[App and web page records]

▼▼▼

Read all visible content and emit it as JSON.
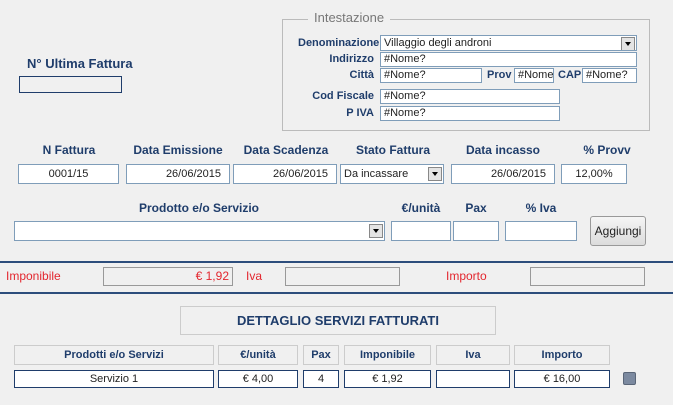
{
  "left": {
    "ultima_fattura_label": "N° Ultima Fattura",
    "ultima_fattura_value": ""
  },
  "intestazione": {
    "legend": "Intestazione",
    "denominazione_label": "Denominazione",
    "denominazione_value": "Villaggio degli androni",
    "indirizzo_label": "Indirizzo",
    "indirizzo_value": "#Nome?",
    "citta_label": "Città",
    "citta_value": "#Nome?",
    "prov_label": "Prov",
    "prov_value": "#Nome",
    "cap_label": "CAP",
    "cap_value": "#Nome?",
    "codfiscale_label": "Cod Fiscale",
    "codfiscale_value": "#Nome?",
    "piva_label": "P IVA",
    "piva_value": "#Nome?"
  },
  "fattura": {
    "n_fattura_label": "N Fattura",
    "n_fattura_value": "0001/15",
    "data_emissione_label": "Data Emissione",
    "data_emissione_value": "26/06/2015",
    "data_scadenza_label": "Data Scadenza",
    "data_scadenza_value": "26/06/2015",
    "stato_label": "Stato Fattura",
    "stato_value": "Da incassare",
    "data_incasso_label": "Data incasso",
    "data_incasso_value": "26/06/2015",
    "provv_label": "% Provv",
    "provv_value": "12,00%"
  },
  "prodotto": {
    "prodotto_label": "Prodotto e/o Servizio",
    "prodotto_value": "",
    "eur_unita_label": "€/unità",
    "eur_unita_value": "",
    "pax_label": "Pax",
    "pax_value": "",
    "iva_label": "% Iva",
    "iva_value": "",
    "aggiungi_label": "Aggiungi"
  },
  "totali": {
    "imponibile_label": "Imponibile",
    "imponibile_value": "€ 1,92",
    "iva_label": "Iva",
    "iva_value": "",
    "importo_label": "Importo",
    "importo_value": ""
  },
  "dettaglio": {
    "title": "DETTAGLIO SERVIZI FATTURATI",
    "headers": [
      "Prodotti e/o Servizi",
      "€/unità",
      "Pax",
      "Imponibile",
      "Iva",
      "Importo"
    ],
    "rows": [
      {
        "prodotto": "Servizio 1",
        "eur_unita": "€ 4,00",
        "pax": "4",
        "imponibile": "€ 1,92",
        "iva": "",
        "importo": "€ 16,00"
      }
    ]
  }
}
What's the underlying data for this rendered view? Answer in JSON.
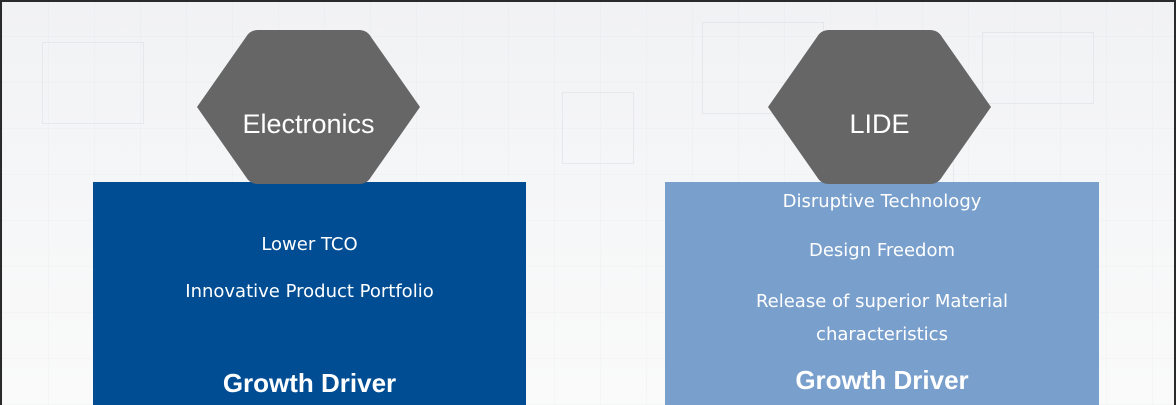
{
  "colors": {
    "left_panel": "#004d93",
    "right_panel": "#799fcc",
    "hexagon": "#666666",
    "text": "#ffffff"
  },
  "left": {
    "hex_label": "Electronics",
    "items": [
      "Lower TCO",
      "Innovative Product Portfolio"
    ],
    "footer": "Growth Driver"
  },
  "right": {
    "hex_label": "LIDE",
    "items": [
      "Disruptive Technology",
      "Design Freedom",
      "Release of superior Material",
      "characteristics"
    ],
    "footer": "Growth Driver"
  }
}
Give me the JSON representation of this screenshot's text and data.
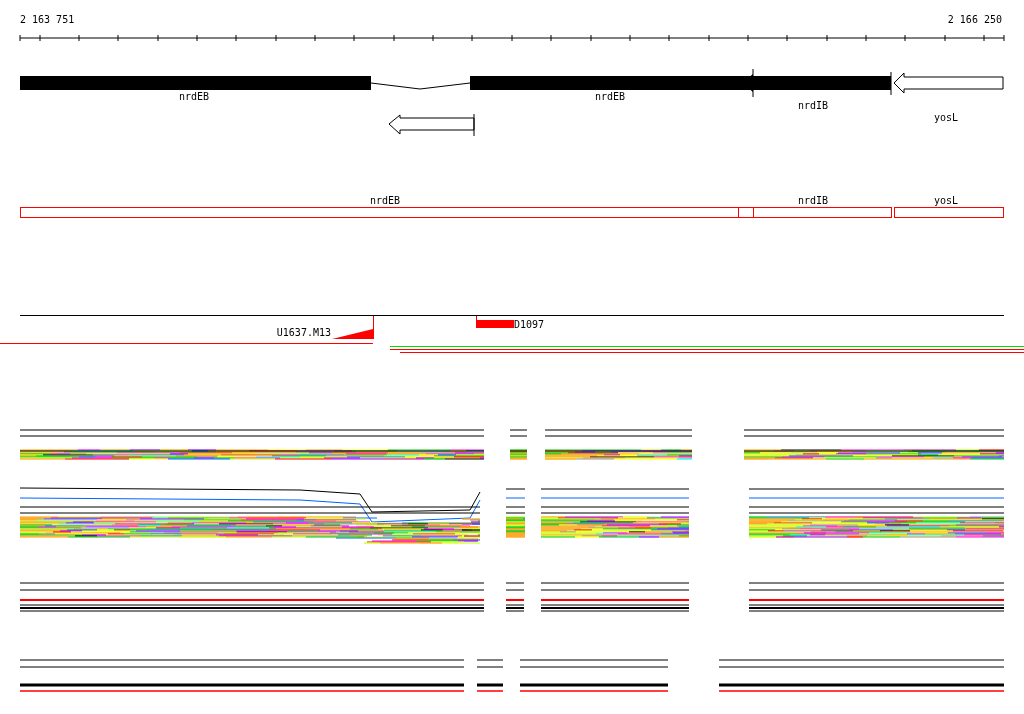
{
  "ruler": {
    "start": "2 163 751",
    "end": "2 166 250"
  },
  "genes": [
    {
      "label": "nrdEB"
    },
    {
      "label": "nrdEB"
    },
    {
      "label": "nrdIB"
    },
    {
      "label": "yosL"
    }
  ],
  "annotations": [
    {
      "label": "nrdEB"
    },
    {
      "label": "nrdIB"
    },
    {
      "label": "yosL"
    }
  ],
  "reads": [
    {
      "label": "U1637.M13"
    },
    {
      "label": "D1097"
    }
  ]
}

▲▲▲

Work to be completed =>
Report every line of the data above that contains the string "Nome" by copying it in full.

Exercise answer =>
    "indirizzo_value": "#Nome?",
    "citta_value": "#Nome?",
    "prov_value": "#Nome",
    "cap_value": "#Nome?",
    "codfiscale_value": "#Nome?",
    "piva_value": "#Nome?"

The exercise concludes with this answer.